For clarity, one of the posters above has tested thousands of lenses and cameras professionally (if you’ve been buying magazines for the last 30 years you’ve almost certainly read his reviews), and hes respectfully told you nicely that the side by side test is flawed. :confused:

I’ve never owned a Nikon, but the best bang for buck 50mm has to be the Sigma Art.
The joy of the internet forum, where someone who evidently can't be bothered to read what is said, nonetheless offers an opinion.
I thanked him for the trouble he took.
That's good manners, something you might ponder upon.
 
Messages
18,918
Name
Alan
Edit My Images
No
#28
I assume those are manual lenses and if so, I love my manual lenses but manual focusing with a DSLR just isn't for me. IMO if you want to manually focus a CSC is a much better tool. If using a DSLR I'd choose AF for everything but macro and hyperfocal shooting.

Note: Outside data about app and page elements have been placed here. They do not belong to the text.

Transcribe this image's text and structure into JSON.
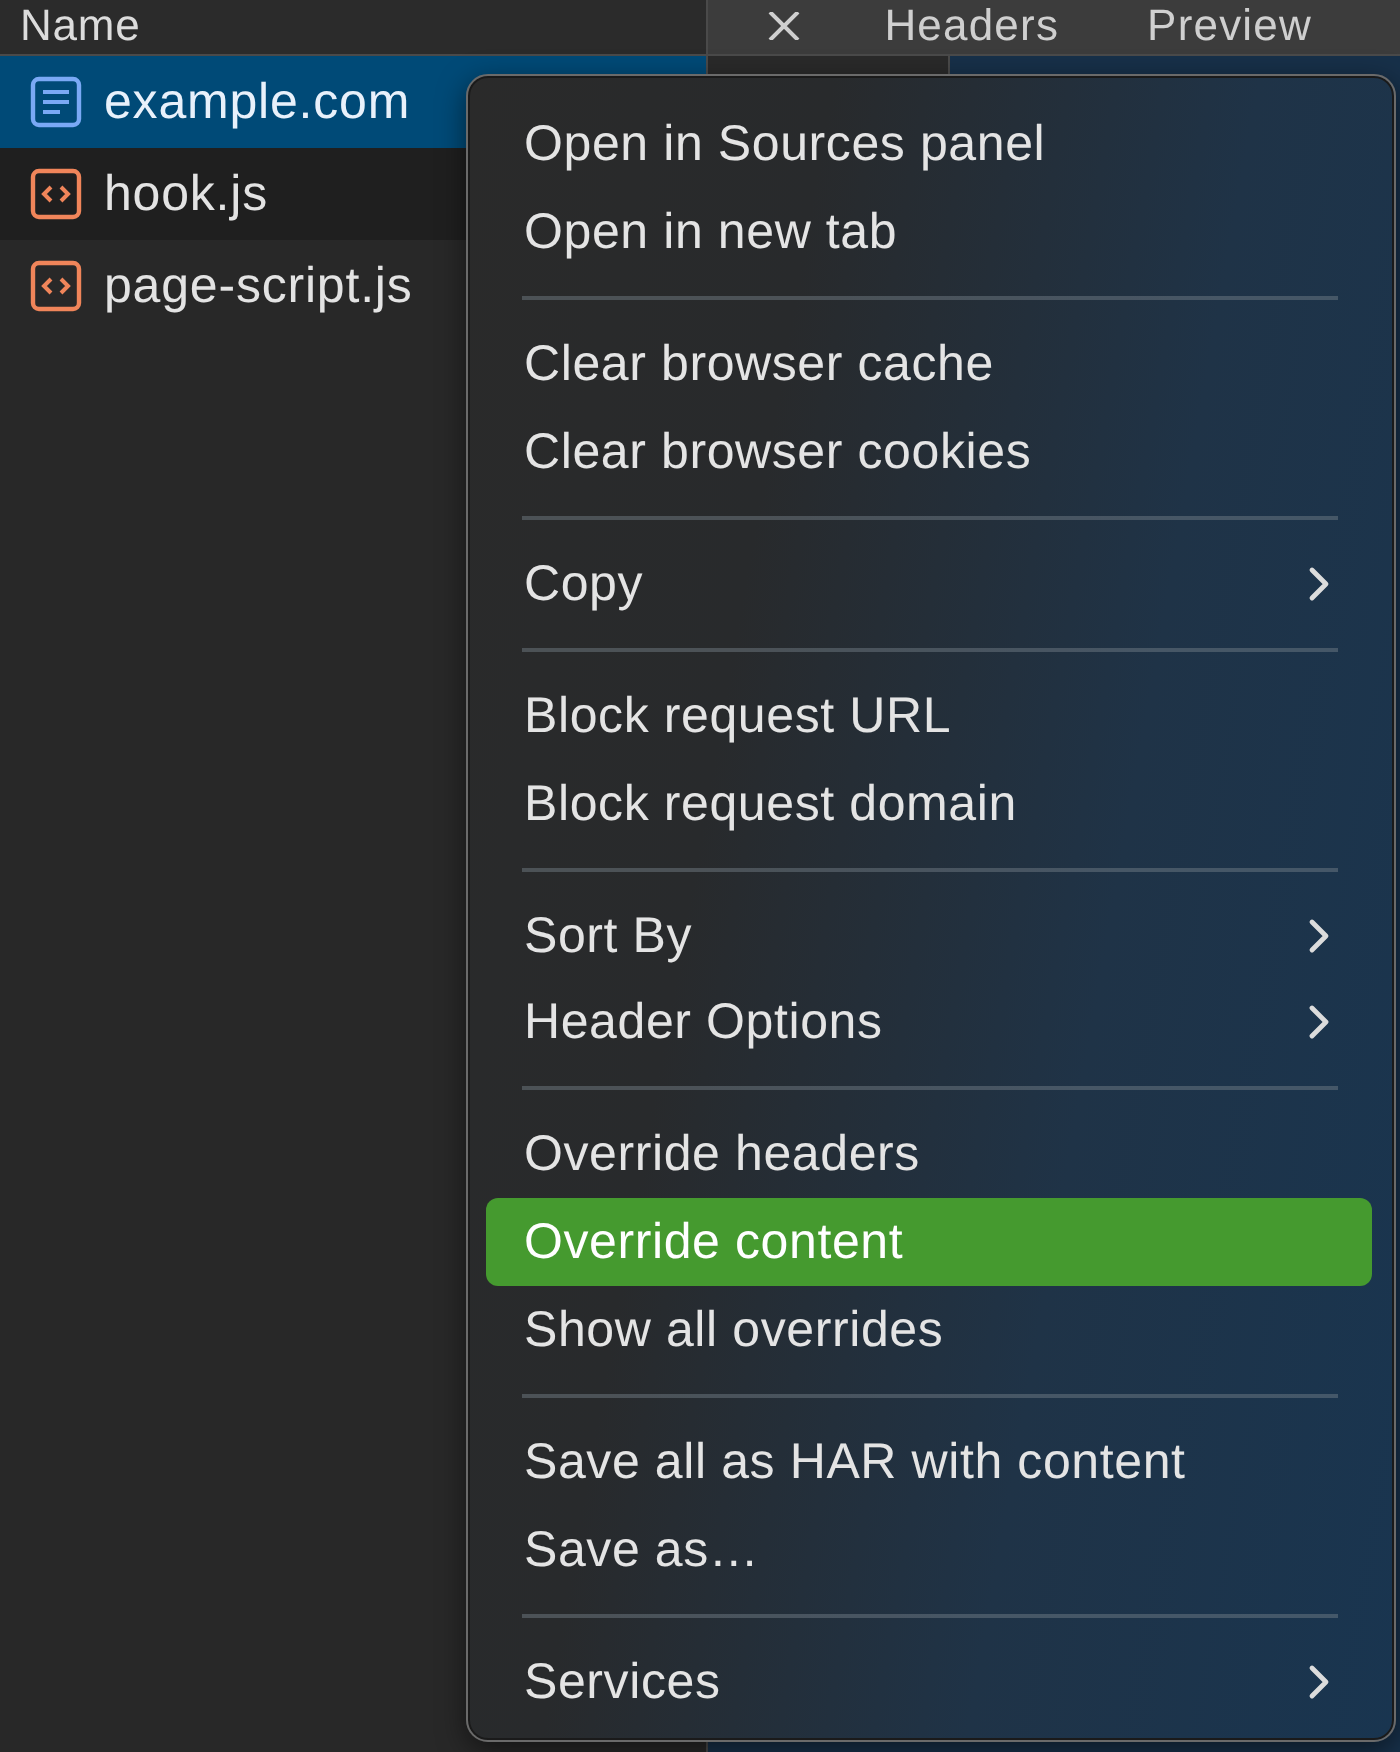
{
  "file_list": {
    "column": "Name",
    "rows": [
      {
        "name": "example.com",
        "kind": "document",
        "selected": true
      },
      {
        "name": "hook.js",
        "kind": "script",
        "selected": false
      },
      {
        "name": "page-script.js",
        "kind": "script",
        "selected": false
      }
    ]
  },
  "detail_tabs": [
    "Headers",
    "Preview"
  ],
  "context_menu": {
    "sections": [
      {
        "items": [
          {
            "label": "Open in Sources panel",
            "submenu": false,
            "highlighted": false
          },
          {
            "label": "Open in new tab",
            "submenu": false,
            "highlighted": false
          }
        ]
      },
      {
        "items": [
          {
            "label": "Clear browser cache",
            "submenu": false,
            "highlighted": false
          },
          {
            "label": "Clear browser cookies",
            "submenu": false,
            "highlighted": false
          }
        ]
      },
      {
        "items": [
          {
            "label": "Copy",
            "submenu": true,
            "highlighted": false
          }
        ]
      },
      {
        "items": [
          {
            "label": "Block request URL",
            "submenu": false,
            "highlighted": false
          },
          {
            "label": "Block request domain",
            "submenu": false,
            "highlighted": false
          }
        ]
      },
      {
        "items": [
          {
            "label": "Sort By",
            "submenu": true,
            "highlighted": false
          },
          {
            "label": "Header Options",
            "submenu": true,
            "highlighted": false
          }
        ]
      },
      {
        "items": [
          {
            "label": "Override headers",
            "submenu": false,
            "highlighted": false
          },
          {
            "label": "Override content",
            "submenu": false,
            "highlighted": true
          },
          {
            "label": "Show all overrides",
            "submenu": false,
            "highlighted": false
          }
        ]
      },
      {
        "items": [
          {
            "label": "Save all as HAR with content",
            "submenu": false,
            "highlighted": false
          },
          {
            "label": "Save as…",
            "submenu": false,
            "highlighted": false
          }
        ]
      },
      {
        "items": [
          {
            "label": "Services",
            "submenu": true,
            "highlighted": false
          }
        ]
      }
    ]
  }
}
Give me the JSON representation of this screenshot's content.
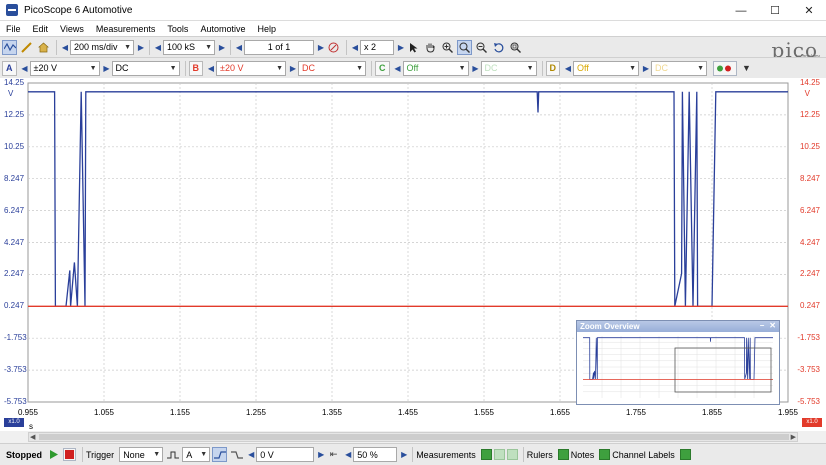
{
  "window": {
    "title": "PicoScope 6 Automotive",
    "minimize_glyph": "—",
    "maximize_glyph": "☐",
    "close_glyph": "✕"
  },
  "menu": [
    "File",
    "Edit",
    "Views",
    "Measurements",
    "Tools",
    "Automotive",
    "Help"
  ],
  "toolbar1": {
    "timebase": "200 ms/div",
    "samples": "100 kS",
    "page": "1 of 1",
    "zoom": "x 2"
  },
  "brand": {
    "logo": "pico",
    "sub": "technology"
  },
  "channels": [
    {
      "id": "A",
      "range": "±20 V",
      "coupling": "DC",
      "color": "#2a3f9a"
    },
    {
      "id": "B",
      "range": "±20 V",
      "coupling": "DC",
      "color": "#e23a2a"
    },
    {
      "id": "C",
      "range": "Off",
      "coupling": "DC",
      "color": "#3ea03e"
    },
    {
      "id": "D",
      "range": "Off",
      "coupling": "DC",
      "color": "#d8a800"
    }
  ],
  "plot": {
    "y_unit": "V",
    "x_unit": "s",
    "y_ticks": [
      "14.25",
      "12.25",
      "10.25",
      "8.247",
      "6.247",
      "4.247",
      "2.247",
      "0.247",
      "-1.753",
      "-3.753",
      "-5.753"
    ],
    "y_ticks_right": [
      "14.25",
      "12.25",
      "10.25",
      "8.247",
      "6.247",
      "4.247",
      "2.247",
      "0.247",
      "-1.753",
      "-3.753",
      "-5.753"
    ],
    "x_ticks": [
      "0.955",
      "1.055",
      "1.155",
      "1.255",
      "1.355",
      "1.455",
      "1.555",
      "1.655",
      "1.755",
      "1.855",
      "1.955"
    ],
    "scale_left": "x1.0",
    "scale_right": "x1.0"
  },
  "chart_data": {
    "type": "line",
    "xlabel": "s",
    "ylabel": "V",
    "xlim": [
      0.955,
      1.955
    ],
    "ylim": [
      -5.753,
      14.25
    ],
    "grid": true,
    "series": [
      {
        "color": "#2a3f9a",
        "x": [
          0.955,
          0.99,
          0.991,
          1.005,
          1.01,
          1.011,
          1.016,
          1.02,
          1.025,
          1.03,
          1.031,
          1.05,
          1.625,
          1.626,
          1.627,
          1.805,
          1.806,
          1.815,
          1.816,
          1.82,
          1.825,
          1.83,
          1.835,
          1.836,
          1.855,
          1.86,
          1.955
        ],
        "y": [
          13.7,
          13.7,
          0.25,
          0.25,
          2.5,
          0.25,
          3.0,
          0.25,
          13.7,
          0.25,
          13.7,
          13.7,
          13.7,
          12.4,
          13.7,
          13.7,
          0.25,
          2.3,
          13.7,
          0.25,
          13.7,
          0.25,
          13.7,
          0.25,
          0.25,
          13.7,
          13.7
        ]
      },
      {
        "color": "#e23a2a",
        "x": [
          0.955,
          1.955
        ],
        "y": [
          0.247,
          0.247
        ]
      }
    ]
  },
  "zoom_overview": {
    "title": "Zoom Overview",
    "minimize": "–",
    "close": "✕"
  },
  "statusbar": {
    "state": "Stopped",
    "trigger_label": "Trigger",
    "trigger_mode": "None",
    "trigger_channel": "A",
    "trigger_level": "0 V",
    "pretrigger": "50 %",
    "measurements_label": "Measurements",
    "rulers_label": "Rulers",
    "notes_label": "Notes",
    "channel_labels_label": "Channel Labels"
  }
}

Good luck if you go the manual route but I just thought it was worth saying that the possible difficulty of focusing with a DSLR might take a bit of joy out of the experience. YMMV.
 
Last edited:
Messages
1,098
Edit My Images
No
#29
I had wondered about that, but is a Summicron-R as formidable a lens as the Summicron-M?
Perhaps worth investigating.
I can't speak from personal experience (I have an old 50 Summilux M, and my only Summicron is a 35 ASPH), but arch Leica lens geek Erwin Puts says in his 'Compendium' that the final R version is very similar to the contemporary M, with the same glass types and a very similar design, and has comparable performance.
 
Last edited:
Messages
1,344
Name
Andy
Edit My Images
Yes
#30
Interesting thread, I’ve been meaning to swap my 1.8D for a while but not sure what to. I was thinking the 1.4G but it doesn’t get a lot of love on here, then again I’ve also read people that weren’t blown away by the 24-70 but I love mine so maybe I’ll love the 1.4G too. I know the art is a contender, I have the 35 and like it but the AF speed always seems a little sluggish with fast moving subjects (my daughter!) AF speed may be more important to me than all out sharpness so I think me and the OP may have different needs but still nice to see some thoughts from everyone :)
 
Messages
1,098
Edit My Images
No
#31
I have the old 1.4 D, which has pretty quick AF, reportedly faster than the AF-S G version. It's also small and light and performs very well, though you get angular out of focus highlights from the heptagonal aperture (except at the widest couple of stops).
 
OP
OP
Neilmack
Messages
232
Edit My Images
No
#32
I have the old 1.4 D, which has pretty quick AF, reportedly faster than the AF-S G version. It's also small and light and performs very well, though you get angular out of focus highlights from the heptagonal aperture (except at the widest couple of stops).
What's it like between f1.4 and f2.8? Years ago I had an AIS f1.4 which was distinctly disappointing when used wide open - which I had always thought the point of paying a premium for a 'fast' lens.
 
Messages
1,098
Edit My Images
No
#33
I haven't used the AIS, but from what I've read it's a very similar design to the AF-D, so I expect you'd be disappointed with it wide open. The AF-D looks a bit soft to me at f/1.4, but is already better at f/2 - I have f/2 environmental portraits I really like, certainly not clinically sharp but that wasn't what I was after. It'll be sharper again at f/2.8, but by then I think the heptagons start to appear. I've just looked at a photo I shot at f/2.2 and the OOF highlights are not yet angular - perhaps the optimum wide aperture for this lens? The value of the fast lens premium is always debatable (and of course you really have to nail the focus at f/1.4 as DOF is so narrow at moderate distances, which limits its usefulness). I suppose the counter-argument is that the faster lens will generally be better than the slower at the maximum aperture of the slower lens, and there are some situations where you need the faster lens just to get an acceptable shot.
 
Top